Segment Start: DATA FOR PROCESSING

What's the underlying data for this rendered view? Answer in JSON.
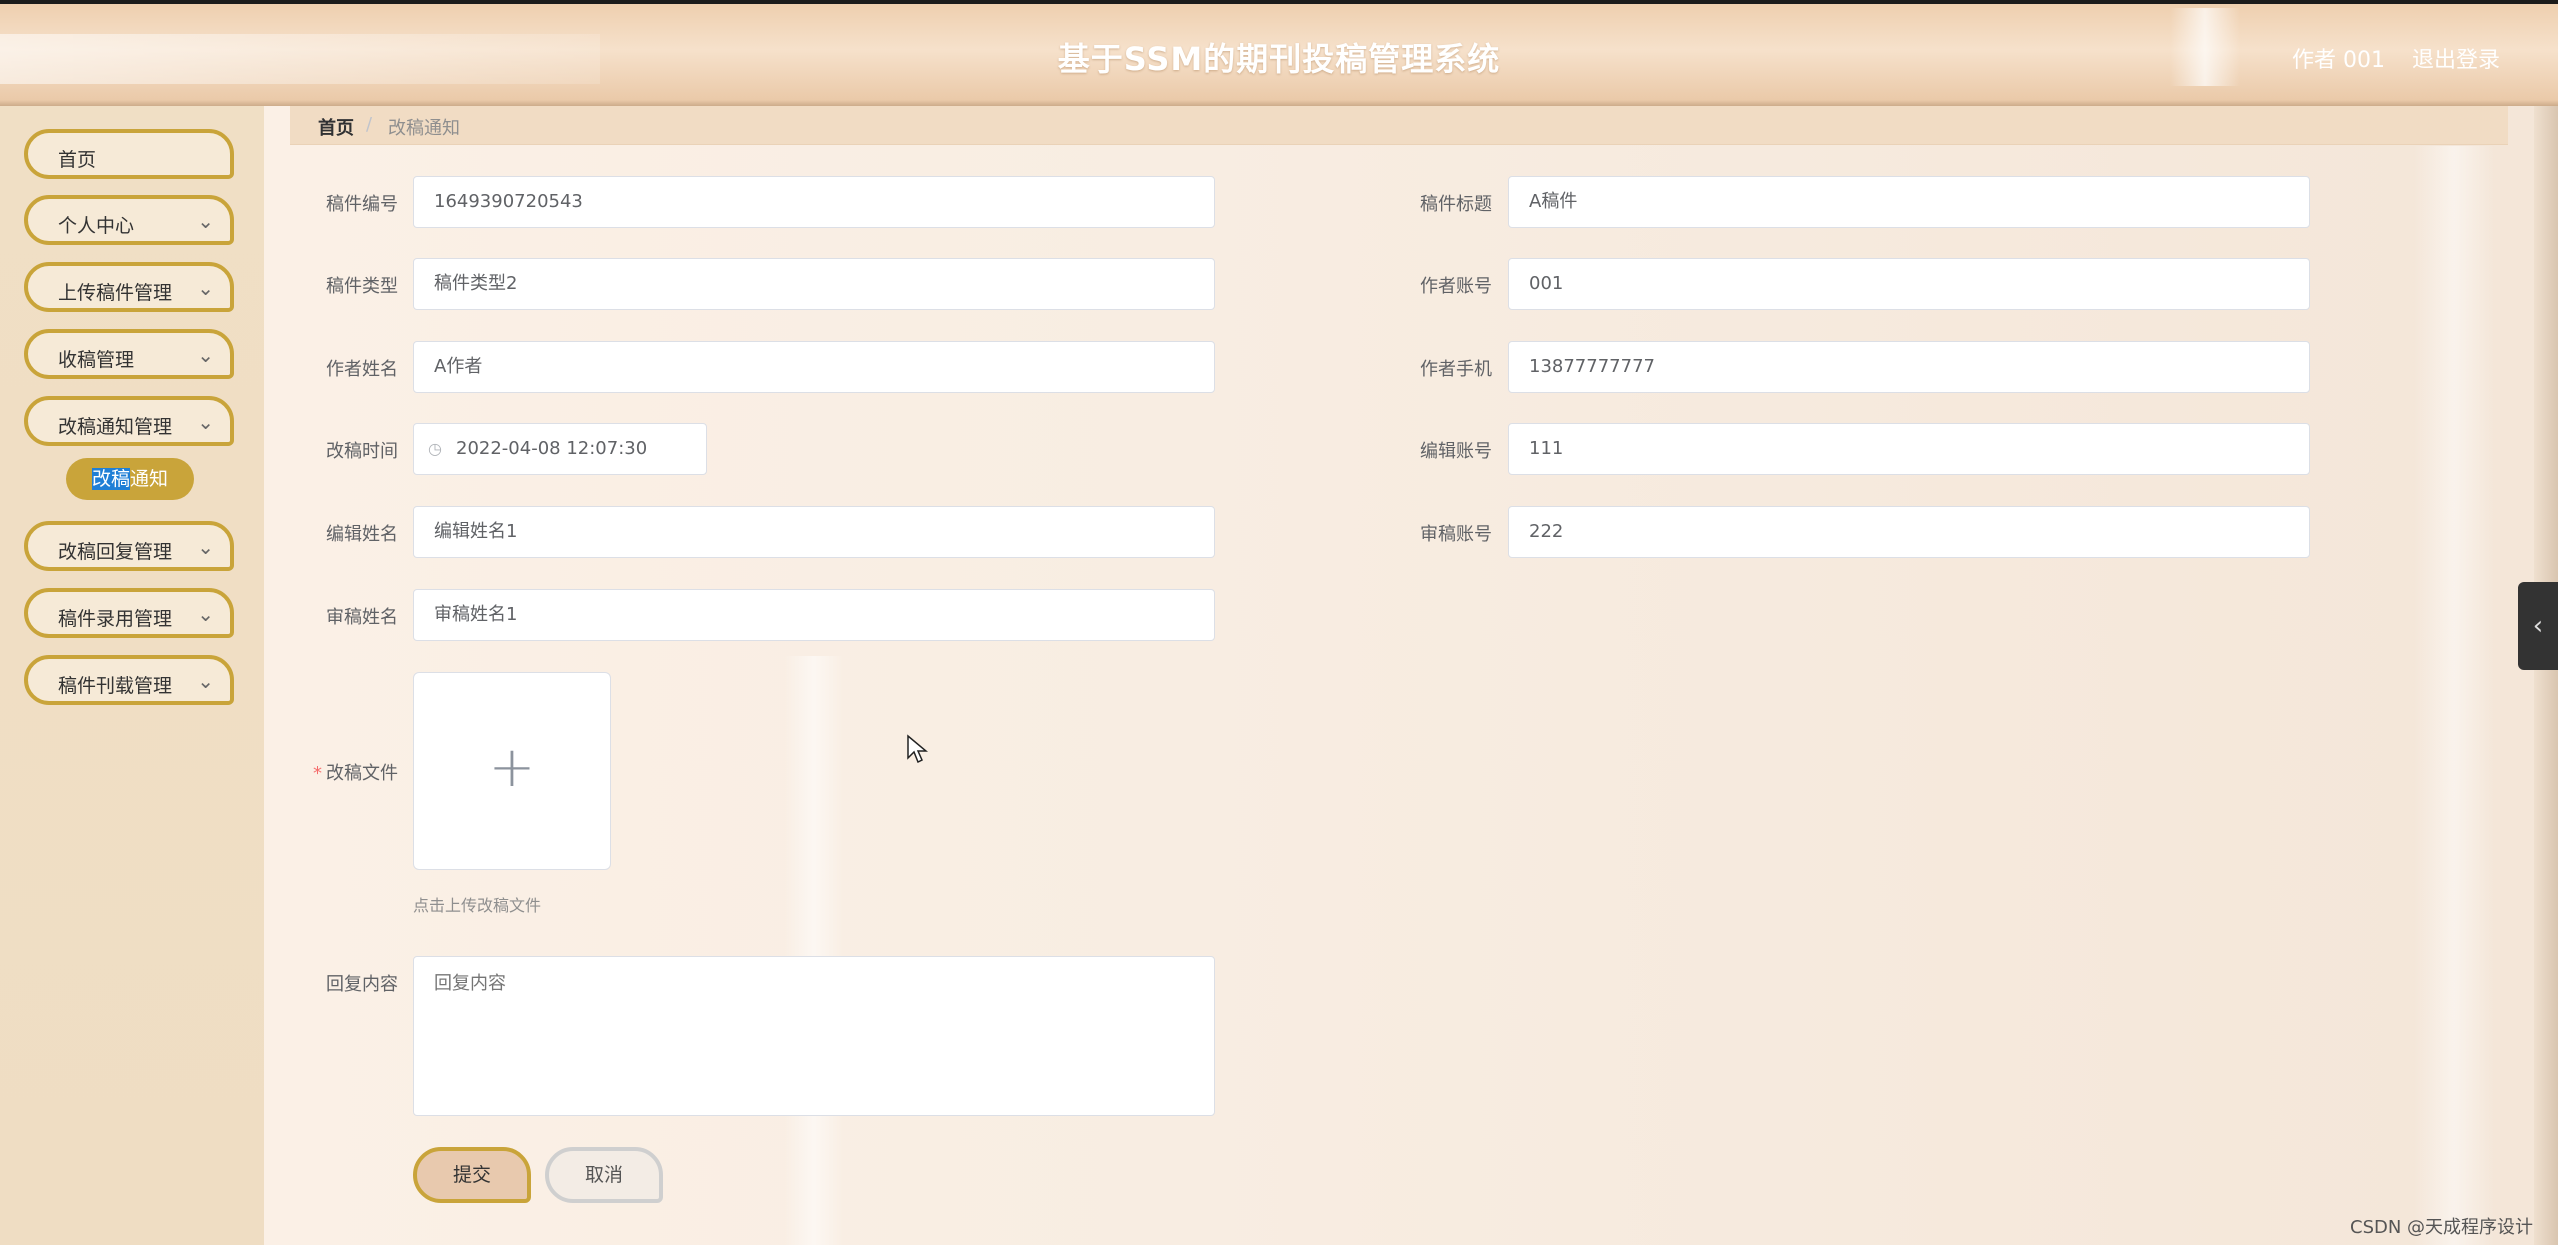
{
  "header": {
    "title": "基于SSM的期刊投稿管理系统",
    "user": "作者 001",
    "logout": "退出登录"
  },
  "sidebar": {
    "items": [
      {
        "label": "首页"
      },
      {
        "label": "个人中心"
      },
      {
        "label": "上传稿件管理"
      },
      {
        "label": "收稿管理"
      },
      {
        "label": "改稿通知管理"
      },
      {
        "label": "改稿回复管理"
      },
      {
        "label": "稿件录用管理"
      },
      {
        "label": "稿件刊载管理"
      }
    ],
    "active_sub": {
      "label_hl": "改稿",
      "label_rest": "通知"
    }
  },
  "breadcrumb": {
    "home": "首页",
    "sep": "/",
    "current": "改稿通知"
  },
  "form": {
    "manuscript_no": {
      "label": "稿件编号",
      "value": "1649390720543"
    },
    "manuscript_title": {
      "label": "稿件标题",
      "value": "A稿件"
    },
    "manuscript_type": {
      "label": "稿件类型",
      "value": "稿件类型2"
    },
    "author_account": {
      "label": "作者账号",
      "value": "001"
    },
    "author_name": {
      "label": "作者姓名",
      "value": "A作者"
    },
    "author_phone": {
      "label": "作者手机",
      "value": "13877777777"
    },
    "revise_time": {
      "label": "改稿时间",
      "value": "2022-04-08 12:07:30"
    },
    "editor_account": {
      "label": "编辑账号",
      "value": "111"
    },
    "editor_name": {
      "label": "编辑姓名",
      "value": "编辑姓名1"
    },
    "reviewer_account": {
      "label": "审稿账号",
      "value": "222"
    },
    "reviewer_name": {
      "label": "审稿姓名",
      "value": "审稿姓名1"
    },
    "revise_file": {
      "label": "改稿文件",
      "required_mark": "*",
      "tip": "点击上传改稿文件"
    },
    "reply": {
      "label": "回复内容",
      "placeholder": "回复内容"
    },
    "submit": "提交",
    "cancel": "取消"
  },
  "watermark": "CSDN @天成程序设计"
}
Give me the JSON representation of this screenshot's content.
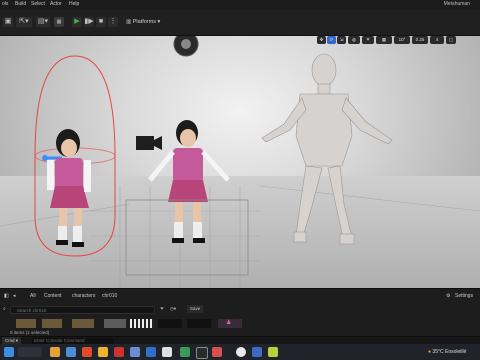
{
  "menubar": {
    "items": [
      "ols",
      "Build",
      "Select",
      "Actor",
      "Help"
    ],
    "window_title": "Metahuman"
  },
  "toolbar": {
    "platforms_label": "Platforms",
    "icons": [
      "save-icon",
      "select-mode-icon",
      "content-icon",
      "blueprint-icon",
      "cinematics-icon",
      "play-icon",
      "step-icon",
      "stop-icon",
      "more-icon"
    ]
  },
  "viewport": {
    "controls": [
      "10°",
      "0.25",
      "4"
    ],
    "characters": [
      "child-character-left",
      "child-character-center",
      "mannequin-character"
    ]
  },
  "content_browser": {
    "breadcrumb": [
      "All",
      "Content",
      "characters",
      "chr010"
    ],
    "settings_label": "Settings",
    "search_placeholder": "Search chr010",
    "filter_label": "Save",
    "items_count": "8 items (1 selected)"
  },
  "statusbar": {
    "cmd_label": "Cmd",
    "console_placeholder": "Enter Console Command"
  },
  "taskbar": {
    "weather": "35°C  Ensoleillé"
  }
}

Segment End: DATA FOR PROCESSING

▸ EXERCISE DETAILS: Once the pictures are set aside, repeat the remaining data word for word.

▸ RESULT:
What's the underlying data for this rendered view? Answer in JSON.
{
  "header": {
    "title": "基于SSM的期刊投稿管理系统",
    "user": "作者 001",
    "logout": "退出登录"
  },
  "sidebar": {
    "items": [
      {
        "label": "首页"
      },
      {
        "label": "个人中心"
      },
      {
        "label": "上传稿件管理"
      },
      {
        "label": "收稿管理"
      },
      {
        "label": "改稿通知管理"
      },
      {
        "label": "改稿回复管理"
      },
      {
        "label": "稿件录用管理"
      },
      {
        "label": "稿件刊载管理"
      }
    ],
    "active_sub": {
      "label_hl": "改稿",
      "label_rest": "通知"
    }
  },
  "breadcrumb": {
    "home": "首页",
    "sep": "/",
    "current": "改稿通知"
  },
  "form": {
    "manuscript_no": {
      "label": "稿件编号",
      "value": "1649390720543"
    },
    "manuscript_title": {
      "label": "稿件标题",
      "value": "A稿件"
    },
    "manuscript_type": {
      "label": "稿件类型",
      "value": "稿件类型2"
    },
    "author_account": {
      "label": "作者账号",
      "value": "001"
    },
    "author_name": {
      "label": "作者姓名",
      "value": "A作者"
    },
    "author_phone": {
      "label": "作者手机",
      "value": "13877777777"
    },
    "revise_time": {
      "label": "改稿时间",
      "value": "2022-04-08 12:07:30"
    },
    "editor_account": {
      "label": "编辑账号",
      "value": "111"
    },
    "editor_name": {
      "label": "编辑姓名",
      "value": "编辑姓名1"
    },
    "reviewer_account": {
      "label": "审稿账号",
      "value": "222"
    },
    "reviewer_name": {
      "label": "审稿姓名",
      "value": "审稿姓名1"
    },
    "revise_file": {
      "label": "改稿文件",
      "required_mark": "*",
      "tip": "点击上传改稿文件"
    },
    "reply": {
      "label": "回复内容",
      "placeholder": "回复内容"
    },
    "submit": "提交",
    "cancel": "取消"
  },
  "watermark": "CSDN @天成程序设计"
}
Give me the JSON representation of this screenshot's content.
{
  "menubar": {
    "items": [
      "ols",
      "Build",
      "Select",
      "Actor",
      "Help"
    ],
    "window_title": "Metahuman"
  },
  "toolbar": {
    "platforms_label": "Platforms",
    "icons": [
      "save-icon",
      "select-mode-icon",
      "content-icon",
      "blueprint-icon",
      "cinematics-icon",
      "play-icon",
      "step-icon",
      "stop-icon",
      "more-icon"
    ]
  },
  "viewport": {
    "controls": [
      "10°",
      "0.25",
      "4"
    ],
    "characters": [
      "child-character-left",
      "child-character-center",
      "mannequin-character"
    ]
  },
  "content_browser": {
    "breadcrumb": [
      "All",
      "Content",
      "characters",
      "chr010"
    ],
    "settings_label": "Settings",
    "search_placeholder": "Search chr010",
    "filter_label": "Save",
    "items_count": "8 items (1 selected)"
  },
  "statusbar": {
    "cmd_label": "Cmd",
    "console_placeholder": "Enter Console Command"
  },
  "taskbar": {
    "weather": "35°C  Ensoleillé"
  }
}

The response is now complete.